The Tony Award-winning musical of 1991 was The Will Rogers Follies, with book by Peter Stone, music by Cy Coleman, and lyrics by the duo of Comden and Green. Director Tommy Tune took home a Tony, as did Jules Fisher, who won for his dynamic lighting design (Willa Kim's costumes were so honored as well). The sets were by Tony Walton. A new version of this musical, based on the life of popular American humorist and performer Will Rogers, is out on a national tour that continues through the summer of 2006. The production features updated technology, as seen in the lighting by Mike Baldassari that utilizes LED-based light tubes driven by video to replace a special feature of the lighting scheme.

One of the main set elements in the original production was a staircase that ran the full width of the stage and evoked the lavish designs of the Ziegfeld Follies, where Rogers often performed. The 14 steel-framed stairs had Plexiglas® fronts. “Each step served as an individual light box,” recalls Josh Alemany of Rosco, who remembers the original design.

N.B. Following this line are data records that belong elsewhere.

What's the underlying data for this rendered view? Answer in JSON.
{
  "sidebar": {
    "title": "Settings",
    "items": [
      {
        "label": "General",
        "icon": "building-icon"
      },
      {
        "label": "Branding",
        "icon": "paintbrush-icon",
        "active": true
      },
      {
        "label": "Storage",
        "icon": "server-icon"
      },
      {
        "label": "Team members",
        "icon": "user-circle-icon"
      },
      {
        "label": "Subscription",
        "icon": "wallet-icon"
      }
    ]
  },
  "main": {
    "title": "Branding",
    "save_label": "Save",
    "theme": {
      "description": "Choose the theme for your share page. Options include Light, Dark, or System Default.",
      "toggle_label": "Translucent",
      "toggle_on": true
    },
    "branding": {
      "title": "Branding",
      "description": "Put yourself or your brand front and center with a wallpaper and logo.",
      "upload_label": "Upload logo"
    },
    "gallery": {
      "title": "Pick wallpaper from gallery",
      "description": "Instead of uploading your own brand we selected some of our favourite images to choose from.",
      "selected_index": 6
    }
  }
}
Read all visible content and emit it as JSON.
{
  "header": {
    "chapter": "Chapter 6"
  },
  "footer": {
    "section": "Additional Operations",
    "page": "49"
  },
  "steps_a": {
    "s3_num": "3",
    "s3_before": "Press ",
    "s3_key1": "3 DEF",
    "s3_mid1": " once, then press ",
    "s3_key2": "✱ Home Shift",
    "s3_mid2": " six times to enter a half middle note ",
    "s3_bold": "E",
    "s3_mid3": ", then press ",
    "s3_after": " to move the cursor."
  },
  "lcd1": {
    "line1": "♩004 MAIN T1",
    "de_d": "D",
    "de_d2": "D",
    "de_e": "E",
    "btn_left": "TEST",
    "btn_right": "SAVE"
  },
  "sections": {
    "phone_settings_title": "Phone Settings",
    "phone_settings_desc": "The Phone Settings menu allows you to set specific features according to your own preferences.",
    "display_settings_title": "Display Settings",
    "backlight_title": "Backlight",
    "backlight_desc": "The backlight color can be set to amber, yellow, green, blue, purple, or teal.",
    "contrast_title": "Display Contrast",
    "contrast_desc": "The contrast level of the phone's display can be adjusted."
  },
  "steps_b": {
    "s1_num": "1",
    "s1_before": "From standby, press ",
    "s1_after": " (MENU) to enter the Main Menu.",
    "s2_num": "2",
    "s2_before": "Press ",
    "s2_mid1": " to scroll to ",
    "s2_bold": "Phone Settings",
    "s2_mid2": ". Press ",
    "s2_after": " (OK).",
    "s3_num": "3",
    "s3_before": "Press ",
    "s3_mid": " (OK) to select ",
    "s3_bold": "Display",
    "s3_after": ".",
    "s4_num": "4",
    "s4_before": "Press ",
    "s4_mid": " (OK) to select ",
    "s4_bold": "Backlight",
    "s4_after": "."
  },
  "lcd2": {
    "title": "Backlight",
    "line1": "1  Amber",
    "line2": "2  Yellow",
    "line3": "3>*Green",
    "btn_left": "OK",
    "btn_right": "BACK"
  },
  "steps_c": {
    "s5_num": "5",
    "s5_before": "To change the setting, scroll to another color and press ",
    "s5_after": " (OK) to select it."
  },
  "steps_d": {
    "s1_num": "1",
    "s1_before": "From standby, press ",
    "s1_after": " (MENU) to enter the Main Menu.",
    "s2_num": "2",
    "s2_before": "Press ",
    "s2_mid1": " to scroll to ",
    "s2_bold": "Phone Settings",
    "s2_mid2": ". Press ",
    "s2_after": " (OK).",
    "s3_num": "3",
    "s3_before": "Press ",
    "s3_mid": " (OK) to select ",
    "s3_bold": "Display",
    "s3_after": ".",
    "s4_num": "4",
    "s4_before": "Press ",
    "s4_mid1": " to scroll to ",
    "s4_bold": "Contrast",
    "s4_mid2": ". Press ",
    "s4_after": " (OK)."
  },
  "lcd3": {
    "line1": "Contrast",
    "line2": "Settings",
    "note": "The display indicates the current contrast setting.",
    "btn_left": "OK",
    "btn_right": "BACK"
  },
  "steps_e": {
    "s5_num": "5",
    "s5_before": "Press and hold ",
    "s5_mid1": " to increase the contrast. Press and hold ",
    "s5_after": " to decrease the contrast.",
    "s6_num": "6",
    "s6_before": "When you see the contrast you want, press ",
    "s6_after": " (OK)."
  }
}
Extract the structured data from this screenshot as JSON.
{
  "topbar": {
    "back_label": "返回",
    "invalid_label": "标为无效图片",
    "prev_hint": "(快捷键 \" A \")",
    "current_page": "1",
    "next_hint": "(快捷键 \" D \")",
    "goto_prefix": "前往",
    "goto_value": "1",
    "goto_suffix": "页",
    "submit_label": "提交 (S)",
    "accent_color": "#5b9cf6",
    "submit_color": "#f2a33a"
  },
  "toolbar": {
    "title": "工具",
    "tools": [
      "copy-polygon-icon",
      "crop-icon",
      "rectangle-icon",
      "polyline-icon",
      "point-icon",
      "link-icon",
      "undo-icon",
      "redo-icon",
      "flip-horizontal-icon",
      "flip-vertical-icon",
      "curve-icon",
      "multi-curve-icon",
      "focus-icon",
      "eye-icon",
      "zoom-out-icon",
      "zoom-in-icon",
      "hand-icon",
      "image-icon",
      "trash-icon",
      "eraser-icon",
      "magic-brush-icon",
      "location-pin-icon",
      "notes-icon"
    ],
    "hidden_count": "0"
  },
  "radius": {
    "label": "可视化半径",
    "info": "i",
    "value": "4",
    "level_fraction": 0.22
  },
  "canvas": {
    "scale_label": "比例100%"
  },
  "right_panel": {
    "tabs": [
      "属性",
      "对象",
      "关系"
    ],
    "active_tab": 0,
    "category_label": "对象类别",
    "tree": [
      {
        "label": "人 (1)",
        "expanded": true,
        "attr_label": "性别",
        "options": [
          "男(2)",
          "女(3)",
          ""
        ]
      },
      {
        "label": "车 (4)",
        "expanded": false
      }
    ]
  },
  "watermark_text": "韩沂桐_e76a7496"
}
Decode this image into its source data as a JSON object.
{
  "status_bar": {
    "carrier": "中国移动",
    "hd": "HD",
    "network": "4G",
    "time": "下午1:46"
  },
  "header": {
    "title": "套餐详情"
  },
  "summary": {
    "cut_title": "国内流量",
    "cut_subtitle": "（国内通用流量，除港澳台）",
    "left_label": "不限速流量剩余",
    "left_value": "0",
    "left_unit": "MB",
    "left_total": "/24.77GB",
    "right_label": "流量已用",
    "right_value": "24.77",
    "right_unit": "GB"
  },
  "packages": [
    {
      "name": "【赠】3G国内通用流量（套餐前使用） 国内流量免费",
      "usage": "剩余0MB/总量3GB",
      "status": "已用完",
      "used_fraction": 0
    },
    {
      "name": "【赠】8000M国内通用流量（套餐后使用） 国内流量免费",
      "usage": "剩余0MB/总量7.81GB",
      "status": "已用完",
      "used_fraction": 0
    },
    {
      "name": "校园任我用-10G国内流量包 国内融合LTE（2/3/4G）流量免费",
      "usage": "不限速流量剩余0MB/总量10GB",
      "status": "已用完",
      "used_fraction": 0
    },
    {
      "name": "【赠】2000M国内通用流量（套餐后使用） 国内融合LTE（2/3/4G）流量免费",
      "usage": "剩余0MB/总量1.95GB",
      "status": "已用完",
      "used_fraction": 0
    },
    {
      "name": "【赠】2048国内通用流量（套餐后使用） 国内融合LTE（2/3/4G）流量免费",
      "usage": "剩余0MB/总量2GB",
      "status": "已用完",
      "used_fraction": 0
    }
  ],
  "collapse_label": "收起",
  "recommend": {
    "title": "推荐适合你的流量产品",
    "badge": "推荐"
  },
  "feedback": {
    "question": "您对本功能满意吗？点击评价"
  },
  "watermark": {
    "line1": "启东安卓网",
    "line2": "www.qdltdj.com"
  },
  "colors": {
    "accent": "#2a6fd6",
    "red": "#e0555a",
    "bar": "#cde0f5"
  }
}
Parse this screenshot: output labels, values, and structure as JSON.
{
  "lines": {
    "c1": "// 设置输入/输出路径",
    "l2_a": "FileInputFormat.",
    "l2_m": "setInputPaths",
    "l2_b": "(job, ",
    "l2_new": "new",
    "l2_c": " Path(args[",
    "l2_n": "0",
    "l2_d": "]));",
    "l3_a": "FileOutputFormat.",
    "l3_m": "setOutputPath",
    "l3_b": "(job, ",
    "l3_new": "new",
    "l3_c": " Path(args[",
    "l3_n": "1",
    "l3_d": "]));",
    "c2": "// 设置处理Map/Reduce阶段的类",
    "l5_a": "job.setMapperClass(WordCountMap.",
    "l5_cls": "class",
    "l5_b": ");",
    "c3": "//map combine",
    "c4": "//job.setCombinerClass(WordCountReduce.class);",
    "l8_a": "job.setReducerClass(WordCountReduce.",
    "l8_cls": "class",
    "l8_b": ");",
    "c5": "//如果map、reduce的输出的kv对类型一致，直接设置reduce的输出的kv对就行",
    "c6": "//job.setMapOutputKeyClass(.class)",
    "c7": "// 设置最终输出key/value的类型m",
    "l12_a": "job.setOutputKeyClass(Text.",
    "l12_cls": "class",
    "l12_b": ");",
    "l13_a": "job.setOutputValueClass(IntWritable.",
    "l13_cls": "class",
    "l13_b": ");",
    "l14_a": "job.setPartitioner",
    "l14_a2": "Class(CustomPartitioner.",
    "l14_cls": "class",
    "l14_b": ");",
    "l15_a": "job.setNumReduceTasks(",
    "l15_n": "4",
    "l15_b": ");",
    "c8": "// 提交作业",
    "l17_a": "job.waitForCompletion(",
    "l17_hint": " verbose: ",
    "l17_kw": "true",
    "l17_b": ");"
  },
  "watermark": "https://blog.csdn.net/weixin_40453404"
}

Every step was its own circuit with one very narrow PAR fixture, and a Rosco Coloroll color scroller was placed at each end.

In that production, a combination of special 3M optical films from Rosco (plastics with a micro-etched pattern) utilizing the principles of total internal reflection and refraction inside each stair transported the light along the stair to bend it toward the audience. “The hot energy from the PAR fixture was piped to the center of the staircase,” says Alemany. “The excess light was diffused so it would be even all across the steps. The goal was to have even illumination without a dim center and bright edges.” The scrollers allowed for color-changing effects such as red for rubies or green for emeralds. Michael Eddy, who worked for Rosco at the time, was the product manager who made it all work. “The low-voltage PAR lamps caused a lot of interference with the scrollers,” says Eddy. “The scroller solution never toured well and was replaced quickly for the national tour with fiber-optic lighting.”

Fifteen years later, technology allows for a very different solution to light the stairs, still the centerpiece of Walton's set. Baldassari decided to use Element Labs Versa TUBE, the LED-based light tubes controlled by video signal. “We're basically lighting the steps with video,” he explains. “The result looks as if people are walking on a giant video screen.”

In looking for a new solution, Baldassari thought about LED technology. “I considered LED strip lights built into the fascia of the stairs, but they would involve too much programming, I knew we needed something with a media server,” he says. He had seen Versa TUBEs installed in the MTV store in Times Square and liked the fact that they could fade colors and were bright enough to be seen in daylight. The fact that the tubes could be built into the set was also an important time saver on a tour that plays everything from one-nighters to short two-week runs.

“We designed a way for the tubes to be mounted just underneath each step, in full view, facing the audience,” Baldassari explains. “You do not see them when they are not lit.” The original 40'-wide framework for staircase was used, but this time, the steps themselves were rebuilt and are all wood. There are a total of 10 steps, each with a Versa TUBE built into the top 1/3 of the front riser, with reflectors at a 45° angle to catch ambient light from the tube.

Paul Turner programmed the content for the tubes using a media server from Element Labs. The result is one large video image that seems to cascade down the steps. “He figured out how many pixels were needed per step,” notes Baldassari. “Your eyes fill in the blanks. Products like this are often used as eye candy. The difference here is they are totally integrated into the design.”

The video images range from a giant sunflower when the chorus girls are wearing sunflower dresses, to a large hat for the powder puff number (a video image of the actual hat the girls are wearing), and a stained glass window for a wedding scene. Baldassari took a photo of a swimming pool and colorized it with the media server, so that as each girl comes down the steps during a number about jewelry, the sparkling image changes color to match her costume. He also added images of the moon and star fields (from NASA) and a cartoon image of a radio tower with waves radiating out from it. To complement the chorus girls when they appear wearing Native American blankets, Baldassari clipped pictures of authentic blankets from the Web and created his own image using Adobe® Photoshop®.

A painted scrim in front of a RP screen served as a backdrop with what Baldassari calls “stair continuance,” with the color provided by conventional strip lights. The lighting rig, provided by Christie Lights, includes automated fixtures by Martin Professional (MAC 2000s, 500s, and 600NTs) programmed on a Flying Pig Systems Wholehog 2. But when it comes to the special staircase, here is a perfect example of converging technologies, with video reigning where lighting once did the trick.